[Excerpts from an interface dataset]
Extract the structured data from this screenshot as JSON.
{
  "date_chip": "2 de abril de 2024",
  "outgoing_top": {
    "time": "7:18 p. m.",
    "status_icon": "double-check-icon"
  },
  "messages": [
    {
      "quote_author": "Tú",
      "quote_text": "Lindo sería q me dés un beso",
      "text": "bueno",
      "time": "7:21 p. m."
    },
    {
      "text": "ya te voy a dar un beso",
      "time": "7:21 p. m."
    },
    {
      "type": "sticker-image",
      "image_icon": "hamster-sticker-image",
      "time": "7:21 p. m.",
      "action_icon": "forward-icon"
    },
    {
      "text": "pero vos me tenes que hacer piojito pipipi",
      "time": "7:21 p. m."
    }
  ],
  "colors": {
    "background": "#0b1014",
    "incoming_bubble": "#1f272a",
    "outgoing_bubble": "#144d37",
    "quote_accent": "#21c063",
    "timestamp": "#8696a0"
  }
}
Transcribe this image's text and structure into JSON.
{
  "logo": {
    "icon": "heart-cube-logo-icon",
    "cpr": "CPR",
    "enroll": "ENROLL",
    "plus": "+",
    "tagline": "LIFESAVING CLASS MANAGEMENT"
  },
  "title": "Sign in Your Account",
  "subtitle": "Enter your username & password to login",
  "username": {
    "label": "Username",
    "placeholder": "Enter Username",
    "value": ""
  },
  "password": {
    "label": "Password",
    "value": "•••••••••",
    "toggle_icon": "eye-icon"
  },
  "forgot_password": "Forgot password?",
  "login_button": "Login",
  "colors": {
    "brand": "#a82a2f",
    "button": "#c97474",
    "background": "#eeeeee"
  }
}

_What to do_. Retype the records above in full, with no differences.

_Output of the exercise_.
Extract the structured data from this screenshot as JSON.
{
  "date_chip": "2 de abril de 2024",
  "outgoing_top": {
    "time": "7:18 p. m.",
    "status_icon": "double-check-icon"
  },
  "messages": [
    {
      "quote_author": "Tú",
      "quote_text": "Lindo sería q me dés un beso",
      "text": "bueno",
      "time": "7:21 p. m."
    },
    {
      "text": "ya te voy a dar un beso",
      "time": "7:21 p. m."
    },
    {
      "type": "sticker-image",
      "image_icon": "hamster-sticker-image",
      "time": "7:21 p. m.",
      "action_icon": "forward-icon"
    },
    {
      "text": "pero vos me tenes que hacer piojito pipipi",
      "time": "7:21 p. m."
    }
  ],
  "colors": {
    "background": "#0b1014",
    "incoming_bubble": "#1f272a",
    "outgoing_bubble": "#144d37",
    "quote_accent": "#21c063",
    "timestamp": "#8696a0"
  }
}
Transcribe this image's text and structure into JSON.
{
  "logo": {
    "icon": "heart-cube-logo-icon",
    "cpr": "CPR",
    "enroll": "ENROLL",
    "plus": "+",
    "tagline": "LIFESAVING CLASS MANAGEMENT"
  },
  "title": "Sign in Your Account",
  "subtitle": "Enter your username & password to login",
  "username": {
    "label": "Username",
    "placeholder": "Enter Username",
    "value": ""
  },
  "password": {
    "label": "Password",
    "value": "•••••••••",
    "toggle_icon": "eye-icon"
  },
  "forgot_password": "Forgot password?",
  "login_button": "Login",
  "colors": {
    "brand": "#a82a2f",
    "button": "#c97474",
    "background": "#eeeeee"
  }
}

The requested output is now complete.